This solution is not 'complete', but does indicate why the formula works. It will make more sense if you test it out using a spreadsheet.

This tasks seems daunting at first but then you might realise that essentially the function is a 'counter' and the year starts at 1st March and ends on 28/9th of February.

Years are always of the same structure with the exception of the last day of Feb:

From 1st March to 1st April is +31 days.

From 1st April to 1st May is +30 days.

From 1st May to 1st June is +31 days.

etc.
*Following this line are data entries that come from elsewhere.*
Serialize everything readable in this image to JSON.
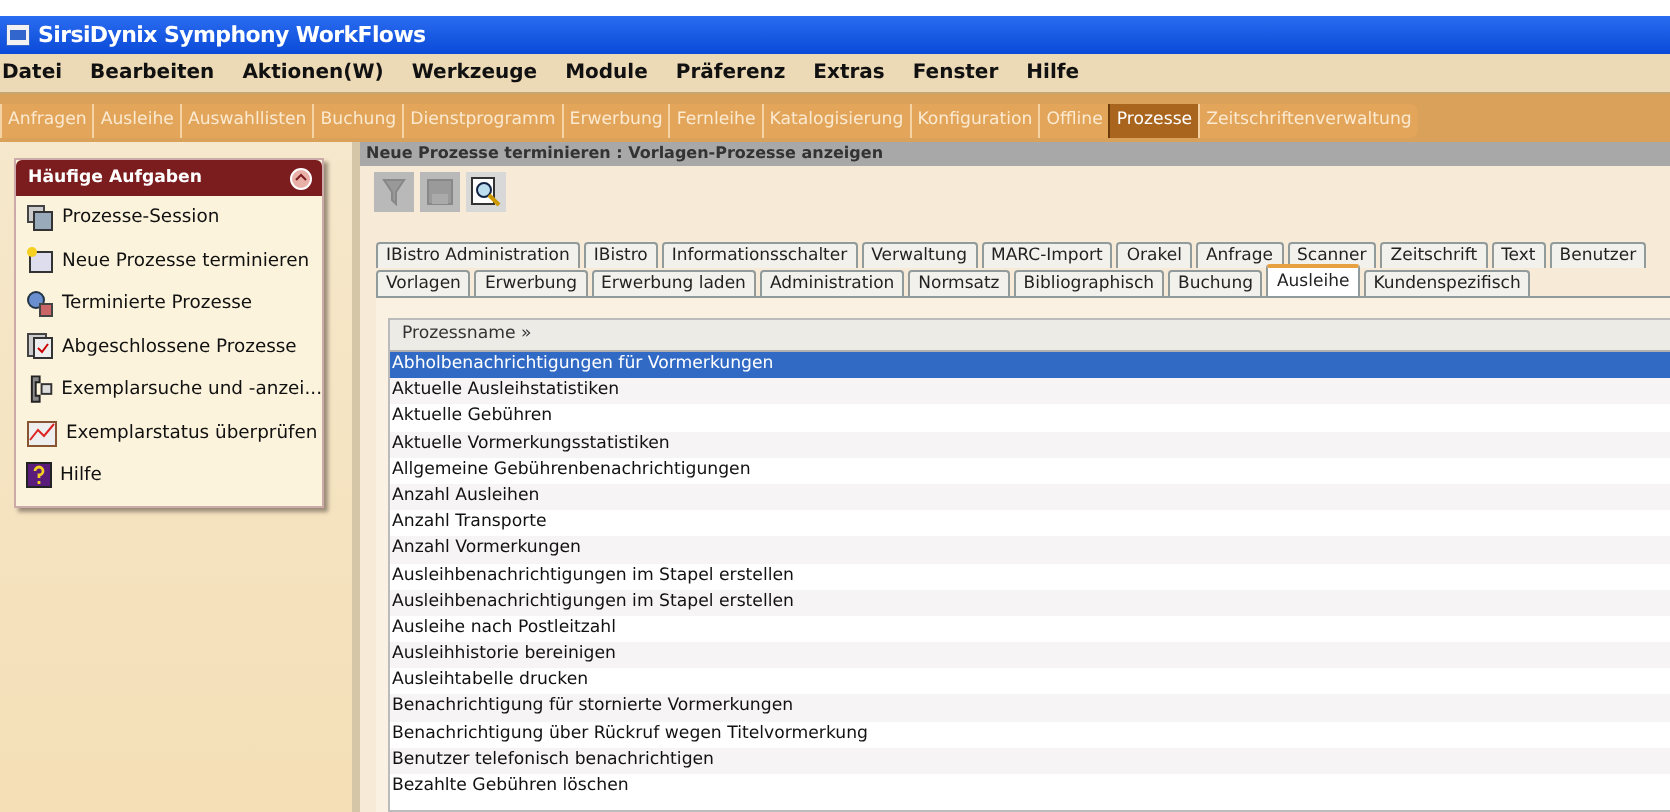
{
  "window": {
    "title": "SirsiDynix Symphony WorkFlows"
  },
  "menu_bar": [
    "Datei",
    "Bearbeiten",
    "Aktionen(W)",
    "Werkzeuge",
    "Module",
    "Präferenz",
    "Extras",
    "Fenster",
    "Hilfe"
  ],
  "module_tabs": [
    {
      "label": "Anfragen",
      "selected": false
    },
    {
      "label": "Ausleihe",
      "selected": false
    },
    {
      "label": "Auswahllisten",
      "selected": false
    },
    {
      "label": "Buchung",
      "selected": false
    },
    {
      "label": "Dienstprogramm",
      "selected": false
    },
    {
      "label": "Erwerbung",
      "selected": false
    },
    {
      "label": "Fernleihe",
      "selected": false
    },
    {
      "label": "Katalogisierung",
      "selected": false
    },
    {
      "label": "Konfiguration",
      "selected": false
    },
    {
      "label": "Offline",
      "selected": false
    },
    {
      "label": "Prozesse",
      "selected": true
    },
    {
      "label": "Zeitschriftenverwaltung",
      "selected": false
    }
  ],
  "sidebar": {
    "title": "Häufige Aufgaben",
    "items": [
      {
        "label": "Prozesse-Session"
      },
      {
        "label": "Neue Prozesse terminieren"
      },
      {
        "label": "Terminierte Prozesse"
      },
      {
        "label": "Abgeschlossene Prozesse"
      },
      {
        "label": "Exemplarsuche und -anzei..."
      },
      {
        "label": "Exemplarstatus überprüfen"
      },
      {
        "label": "Hilfe"
      }
    ]
  },
  "page_header": "Neue Prozesse terminieren : Vorlagen-Prozesse anzeigen",
  "toolbar": [
    {
      "kind": "filter",
      "disabled": true
    },
    {
      "kind": "save",
      "disabled": true
    },
    {
      "kind": "view",
      "disabled": false
    }
  ],
  "tab_rows": [
    [
      {
        "label": "IBistro Administration",
        "selected": false
      },
      {
        "label": "IBistro",
        "selected": false
      },
      {
        "label": "Informationsschalter",
        "selected": false
      },
      {
        "label": "Verwaltung",
        "selected": false
      },
      {
        "label": "MARC-Import",
        "selected": false
      },
      {
        "label": "Orakel",
        "selected": false
      },
      {
        "label": "Anfrage",
        "selected": false
      },
      {
        "label": "Scanner",
        "selected": false
      },
      {
        "label": "Zeitschrift",
        "selected": false
      },
      {
        "label": "Text",
        "selected": false
      },
      {
        "label": "Benutzer",
        "selected": false
      }
    ],
    [
      {
        "label": "Vorlagen",
        "selected": false
      },
      {
        "label": "Erwerbung",
        "selected": false
      },
      {
        "label": "Erwerbung laden",
        "selected": false
      },
      {
        "label": "Administration",
        "selected": false
      },
      {
        "label": "Normsatz",
        "selected": false
      },
      {
        "label": "Bibliographisch",
        "selected": false
      },
      {
        "label": "Buchung",
        "selected": false
      },
      {
        "label": "Ausleihe",
        "selected": true
      },
      {
        "label": "Kundenspezifisch",
        "selected": false
      }
    ]
  ],
  "table": {
    "columns": [
      "Prozessname »"
    ],
    "rows": [
      {
        "name": "Abholbenachrichtigungen für Vormerkungen",
        "selected": true
      },
      {
        "name": "Aktuelle Ausleihstatistiken",
        "selected": false
      },
      {
        "name": "Aktuelle Gebühren",
        "selected": false
      },
      {
        "name": "Aktuelle Vormerkungsstatistiken",
        "selected": false
      },
      {
        "name": "Allgemeine Gebührenbenachrichtigungen",
        "selected": false
      },
      {
        "name": "Anzahl Ausleihen",
        "selected": false
      },
      {
        "name": "Anzahl Transporte",
        "selected": false
      },
      {
        "name": "Anzahl Vormerkungen",
        "selected": false
      },
      {
        "name": "Ausleihbenachrichtigungen im Stapel erstellen",
        "selected": false
      },
      {
        "name": "Ausleihbenachrichtigungen im Stapel erstellen",
        "selected": false
      },
      {
        "name": "Ausleihe nach Postleitzahl",
        "selected": false
      },
      {
        "name": "Ausleihhistorie bereinigen",
        "selected": false
      },
      {
        "name": "Ausleihtabelle drucken",
        "selected": false
      },
      {
        "name": "Benachrichtigung für stornierte Vormerkungen",
        "selected": false
      },
      {
        "name": "Benachrichtigung über Rückruf wegen Titelvormerkung",
        "selected": false
      },
      {
        "name": "Benutzer telefonisch benachrichtigen",
        "selected": false
      },
      {
        "name": "Bezahlte Gebühren löschen",
        "selected": false
      }
    ]
  }
}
For weekday calculations we are only interested in mod 7 changes. Since 31 is 3 mod 7 and 30 is 2 mod 7 we have the following differences between the first of the months, with the +0/1 corresponding to February.

(1Mar) +3, +2, +3, +2, +3, +3, +2, +3, +2, +3, +3,+0/1 (1Mar)

Accumulating the changes from the 1st March (mod 7) gives

(1Mar) 0

(1Apr) 3

(1May) 5

(1Jun) 1

(1Jul) 3

(1Aug) 6

(1Sep) 2

(1Oct) 4

(1Nov) 0

(1Dec) 2

(1Jan) 5

(1Feb) 1

(1Mar) 1 or 2 in a leap year

Interestingly, the $\mbox{int}\left[\frac{(m+1)\times 26}{10}\right]$ part matches these offsets with the labellings of months given (try it out to see).

So, in the absence of leap years the expression would work.

The part $y+\mbox{int}\left[\frac{y}{4}\right]+\mbox{int}\left[\frac{C}{4}\right]-2C$ has the correct mod 7 behaviour to count the leap years (try it).